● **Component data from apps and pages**
========================

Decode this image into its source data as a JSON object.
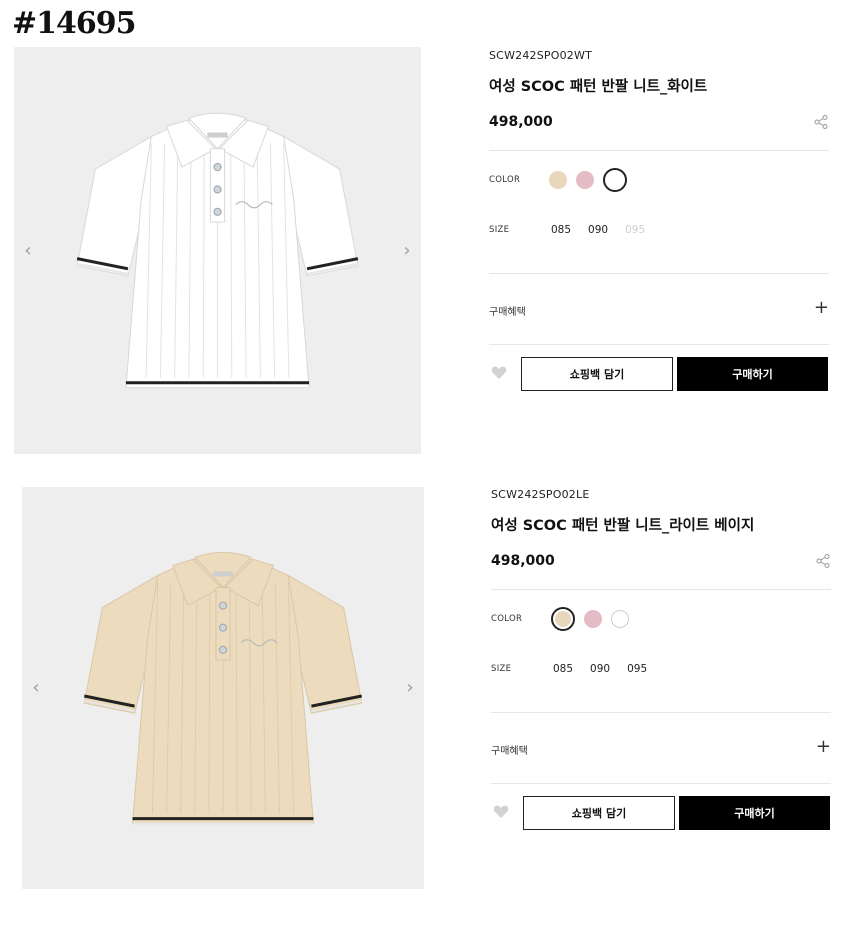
{
  "page_tag": "#14695",
  "products": [
    {
      "code": "SCW242SPO02WT",
      "name": "여성 SCOC 패턴 반팔 니트_화이트",
      "price": "498,000",
      "color_label": "COLOR",
      "colors": [
        {
          "name": "light-beige",
          "hex": "#e8d7bb",
          "selected": false
        },
        {
          "name": "pink",
          "hex": "#e3bcc5",
          "selected": false
        },
        {
          "name": "white",
          "hex": "#ffffff",
          "selected": true
        }
      ],
      "size_label": "SIZE",
      "sizes": [
        {
          "label": "085",
          "available": true
        },
        {
          "label": "090",
          "available": true
        },
        {
          "label": "095",
          "available": false
        }
      ],
      "benefit_label": "구매혜택",
      "cart_label": "쇼핑백 담기",
      "buy_label": "구매하기",
      "shirt_color": "#ffffff"
    },
    {
      "code": "SCW242SPO02LE",
      "name": "여성 SCOC 패턴 반팔 니트_라이트 베이지",
      "price": "498,000",
      "color_label": "COLOR",
      "colors": [
        {
          "name": "light-beige",
          "hex": "#e8d7bb",
          "selected": true
        },
        {
          "name": "pink",
          "hex": "#e3bcc5",
          "selected": false
        },
        {
          "name": "white",
          "hex": "#ffffff",
          "selected": false
        }
      ],
      "size_label": "SIZE",
      "sizes": [
        {
          "label": "085",
          "available": true
        },
        {
          "label": "090",
          "available": true
        },
        {
          "label": "095",
          "available": true
        }
      ],
      "benefit_label": "구매혜택",
      "cart_label": "쇼핑백 담기",
      "buy_label": "구매하기",
      "shirt_color": "#ecdcbd"
    }
  ]
}
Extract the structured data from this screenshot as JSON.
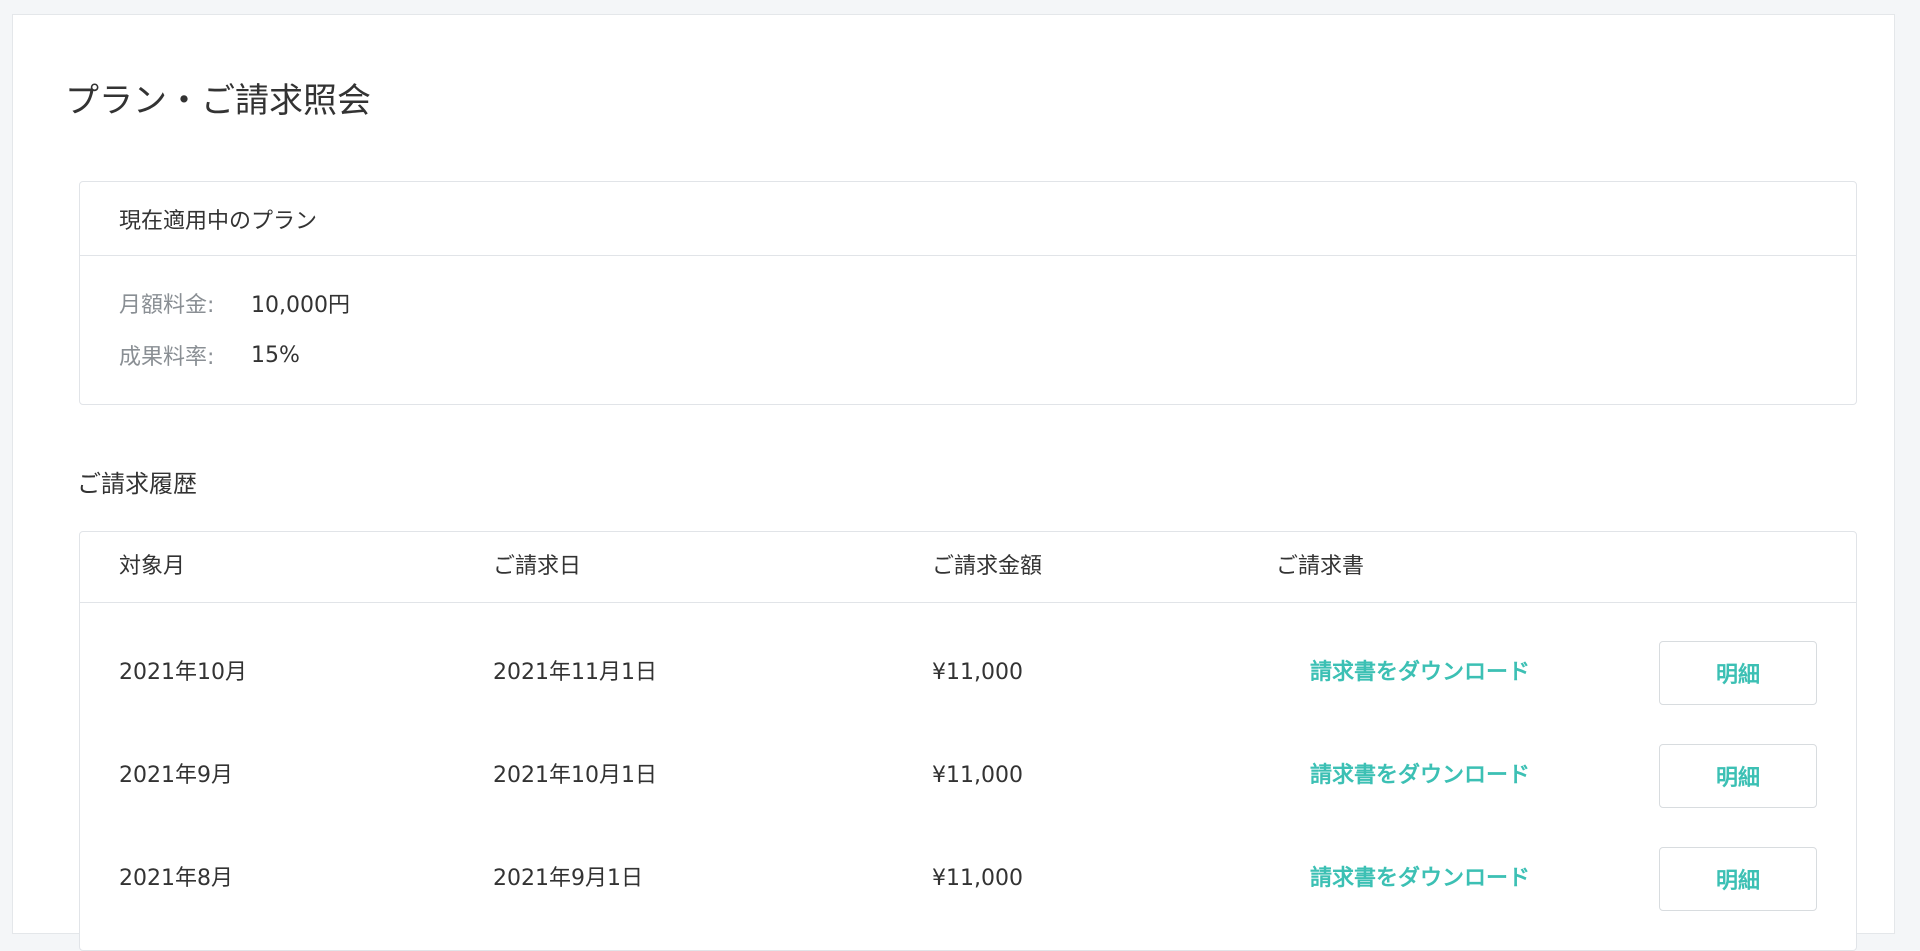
{
  "page": {
    "title": "プラン・ご請求照会"
  },
  "plan": {
    "header": "現在適用中のプラン",
    "rows": [
      {
        "label": "月額料金:",
        "value": "10,000円"
      },
      {
        "label": "成果料率:",
        "value": "15%"
      }
    ]
  },
  "history": {
    "title": "ご請求履歴",
    "columns": {
      "month": "対象月",
      "date": "ご請求日",
      "amount": "ご請求金額",
      "invoice": "ご請求書"
    },
    "rows": [
      {
        "month": "2021年10月",
        "date": "2021年11月1日",
        "amount": "¥11,000",
        "download": "請求書をダウンロード",
        "detail": "明細"
      },
      {
        "month": "2021年9月",
        "date": "2021年10月1日",
        "amount": "¥11,000",
        "download": "請求書をダウンロード",
        "detail": "明細"
      },
      {
        "month": "2021年8月",
        "date": "2021年9月1日",
        "amount": "¥11,000",
        "download": "請求書をダウンロード",
        "detail": "明細"
      }
    ]
  },
  "colors": {
    "accent": "#3cc0b4",
    "background": "#f4f6f8",
    "border": "#e1e4e8",
    "muted_text": "#8a8f94"
  }
}
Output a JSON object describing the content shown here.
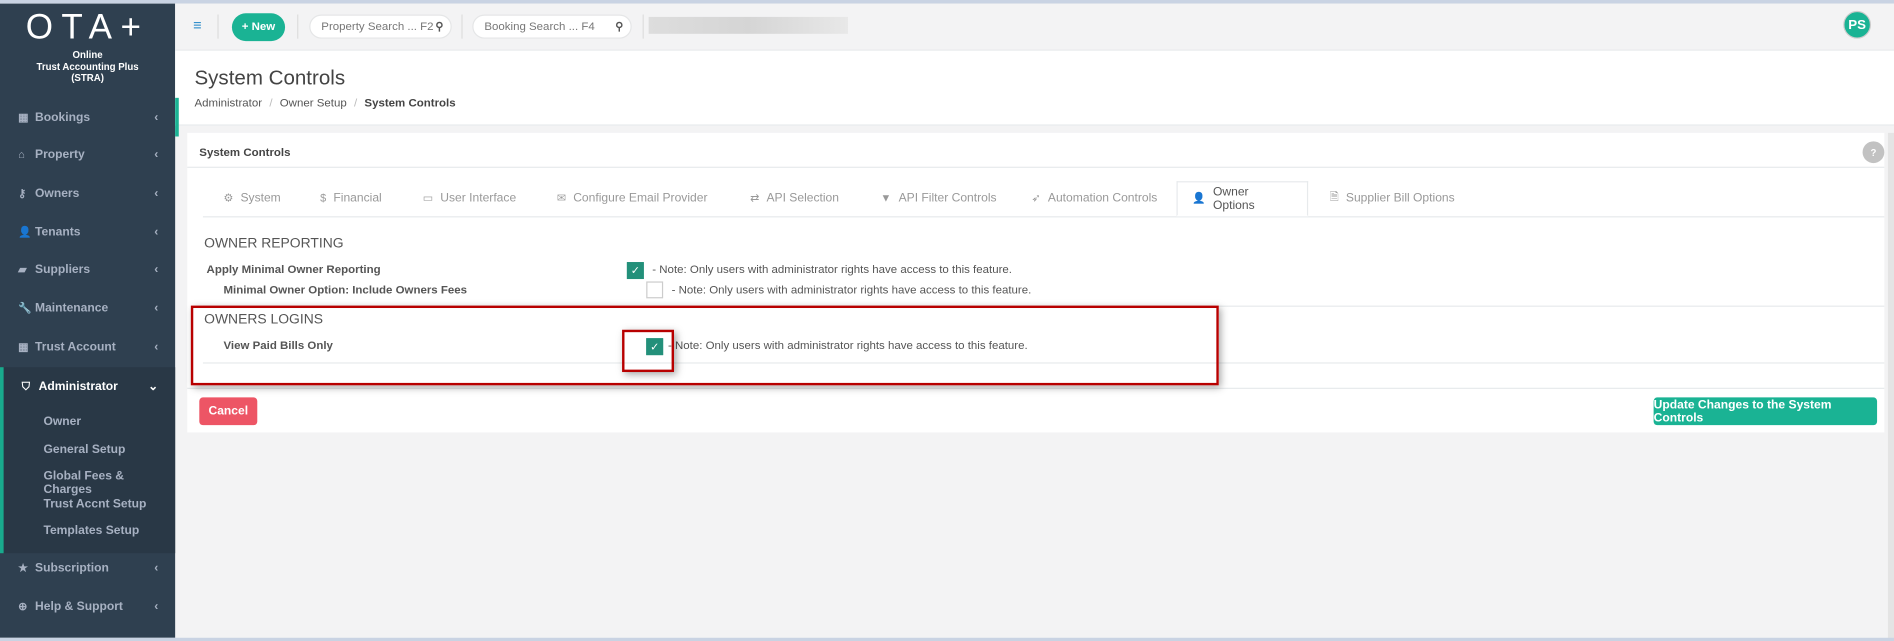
{
  "sidebar": {
    "logo": "OTA+",
    "logo_sub": [
      "Online",
      "Trust Accounting Plus",
      "(STRA)"
    ],
    "items": [
      {
        "label": "Bookings",
        "icon": "calendar-icon"
      },
      {
        "label": "Property",
        "icon": "home-icon"
      },
      {
        "label": "Owners",
        "icon": "key-icon"
      },
      {
        "label": "Tenants",
        "icon": "user-icon"
      },
      {
        "label": "Suppliers",
        "icon": "truck-icon"
      },
      {
        "label": "Maintenance",
        "icon": "wrench-icon"
      },
      {
        "label": "Trust Account",
        "icon": "calculator-icon"
      }
    ],
    "active": {
      "label": "Administrator",
      "icon": "shield-icon",
      "children": [
        "Owner",
        "General Setup",
        "Global Fees & Charges",
        "Trust Accnt Setup",
        "Templates Setup"
      ]
    },
    "bottom": [
      {
        "label": "Subscription",
        "icon": "star-icon"
      },
      {
        "label": "Help & Support",
        "icon": "life-ring-icon"
      }
    ]
  },
  "topbar": {
    "new_label": "+ New",
    "property_search": "Property Search ... F2",
    "booking_search": "Booking Search ... F4",
    "avatar": "PS"
  },
  "header": {
    "title": "System Controls",
    "breadcrumb": [
      "Administrator",
      "Owner Setup",
      "System Controls"
    ]
  },
  "panel": {
    "title": "System Controls",
    "help": "?",
    "tabs": [
      {
        "label": "System",
        "icon": "⚙"
      },
      {
        "label": "Financial",
        "icon": "$"
      },
      {
        "label": "User Interface",
        "icon": "▭"
      },
      {
        "label": "Configure Email Provider",
        "icon": "✉"
      },
      {
        "label": "API Selection",
        "icon": "⇄"
      },
      {
        "label": "API Filter Controls",
        "icon": "▼"
      },
      {
        "label": "Automation Controls",
        "icon": "➶"
      },
      {
        "label": "Owner Options",
        "icon": "👤"
      },
      {
        "label": "Supplier Bill Options",
        "icon": "🗎"
      }
    ],
    "active_tab": "Owner Options",
    "sections": [
      {
        "title": "OWNER REPORTING",
        "rows": [
          {
            "label": "Apply Minimal Owner Reporting",
            "checked": true,
            "note": "- Note: Only users with administrator rights have access to this feature."
          },
          {
            "label": "Minimal Owner Option: Include Owners Fees",
            "checked": false,
            "note": "- Note: Only users with administrator rights have access to this feature."
          }
        ]
      },
      {
        "title": "OWNERS LOGINS",
        "rows": [
          {
            "label": "View Paid Bills Only",
            "checked": true,
            "note": "- Note: Only users with administrator rights have access to this feature."
          }
        ]
      }
    ],
    "cancel": "Cancel",
    "update": "Update Changes to the System Controls"
  },
  "colors": {
    "accent": "#1ab394",
    "danger": "#ed5565",
    "sidebar": "#2f4050",
    "highlight": "#b80000"
  }
}
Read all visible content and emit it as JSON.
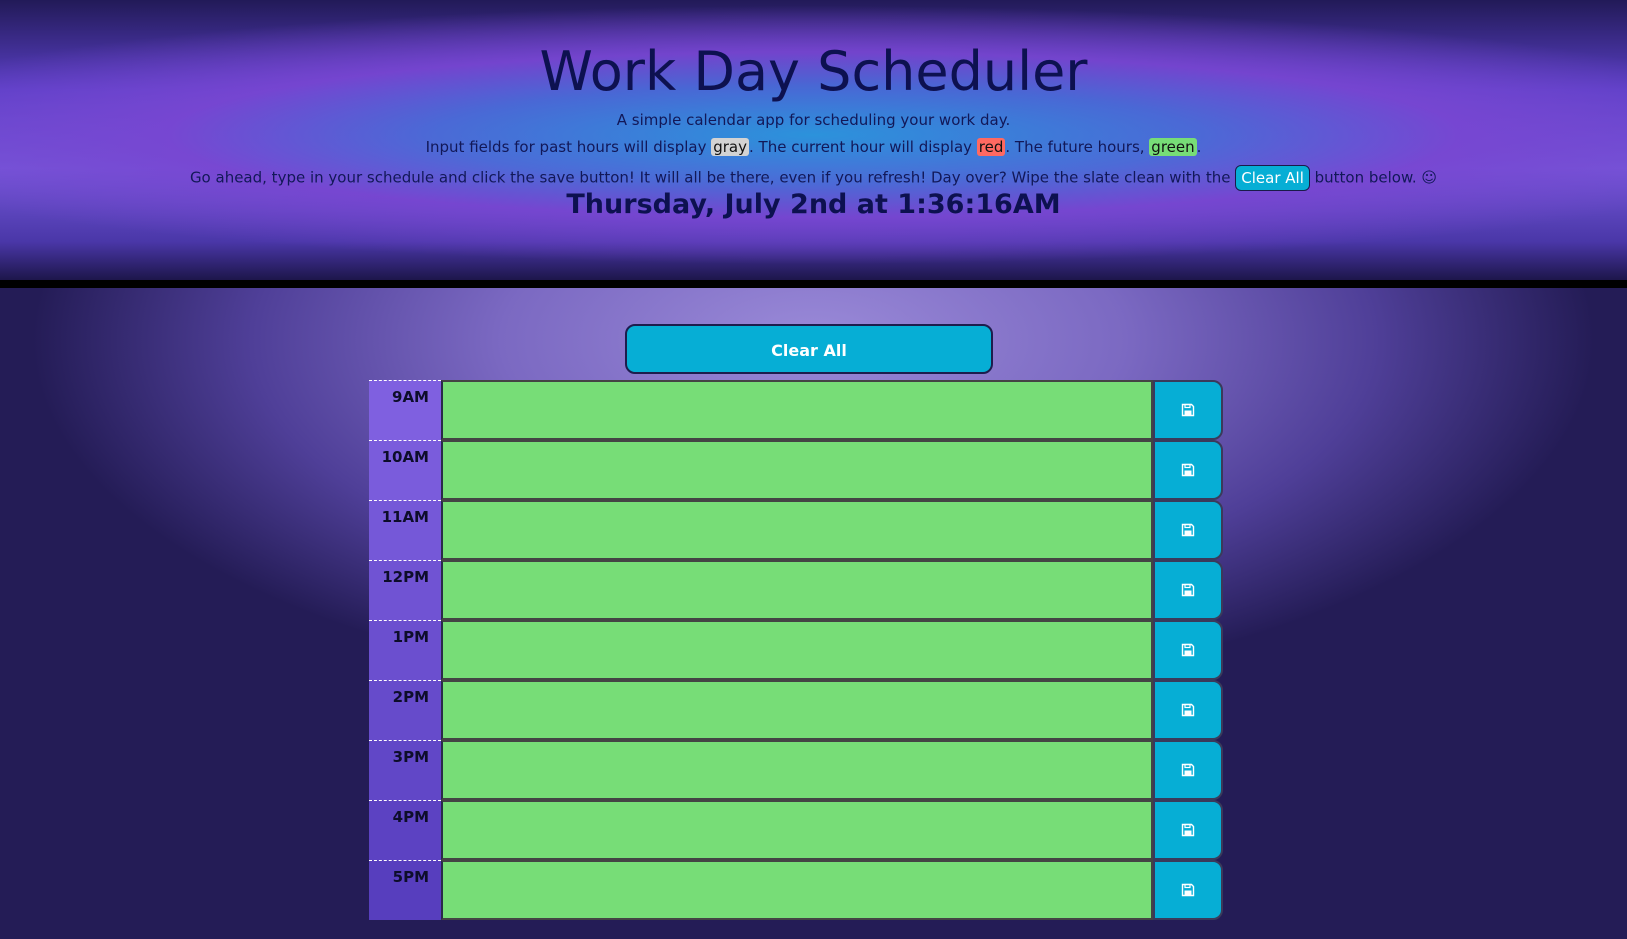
{
  "header": {
    "title": "Work Day Scheduler",
    "lead1": "A simple calendar app for scheduling your work day.",
    "lead2_a": "Input fields for past hours will display ",
    "lead2_gray": "gray",
    "lead2_b": ". The current hour will display ",
    "lead2_red": "red",
    "lead2_c": ". The future hours, ",
    "lead2_green": "green",
    "lead2_d": ".",
    "lead3_a": "Go ahead, type in your schedule and click the save button! It will all be there, even if you refresh! Day over? Wipe the slate clean with the ",
    "lead3_button": "Clear All",
    "lead3_b": " button below. ☺",
    "datetime": "Thursday, July 2nd at 1:36:16AM"
  },
  "main": {
    "clear_all_label": "Clear All",
    "save_icon": "floppy-disk-icon",
    "hours": [
      {
        "label": "9AM",
        "value": "",
        "status": "future"
      },
      {
        "label": "10AM",
        "value": "",
        "status": "future"
      },
      {
        "label": "11AM",
        "value": "",
        "status": "future"
      },
      {
        "label": "12PM",
        "value": "",
        "status": "future"
      },
      {
        "label": "1PM",
        "value": "",
        "status": "future"
      },
      {
        "label": "2PM",
        "value": "",
        "status": "future"
      },
      {
        "label": "3PM",
        "value": "",
        "status": "future"
      },
      {
        "label": "4PM",
        "value": "",
        "status": "future"
      },
      {
        "label": "5PM",
        "value": "",
        "status": "future"
      }
    ]
  },
  "colors": {
    "past": "#d3d3d3",
    "present": "#ff6961",
    "future": "#77dd77",
    "button": "#06aed5",
    "hour_column": "#7f60e0"
  }
}
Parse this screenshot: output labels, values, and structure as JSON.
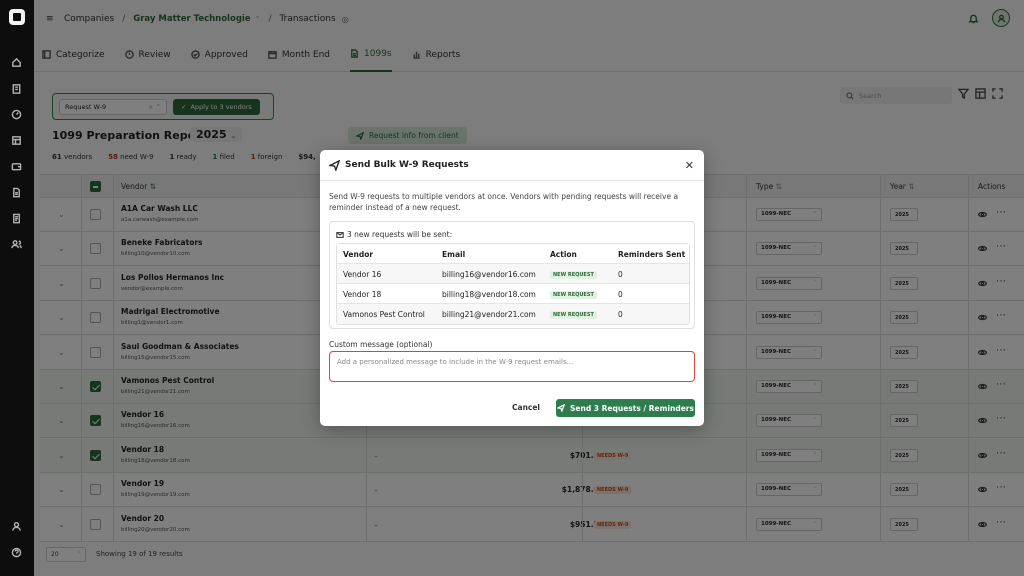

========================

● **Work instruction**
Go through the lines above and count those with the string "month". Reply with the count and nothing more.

● **Solution to this task**
4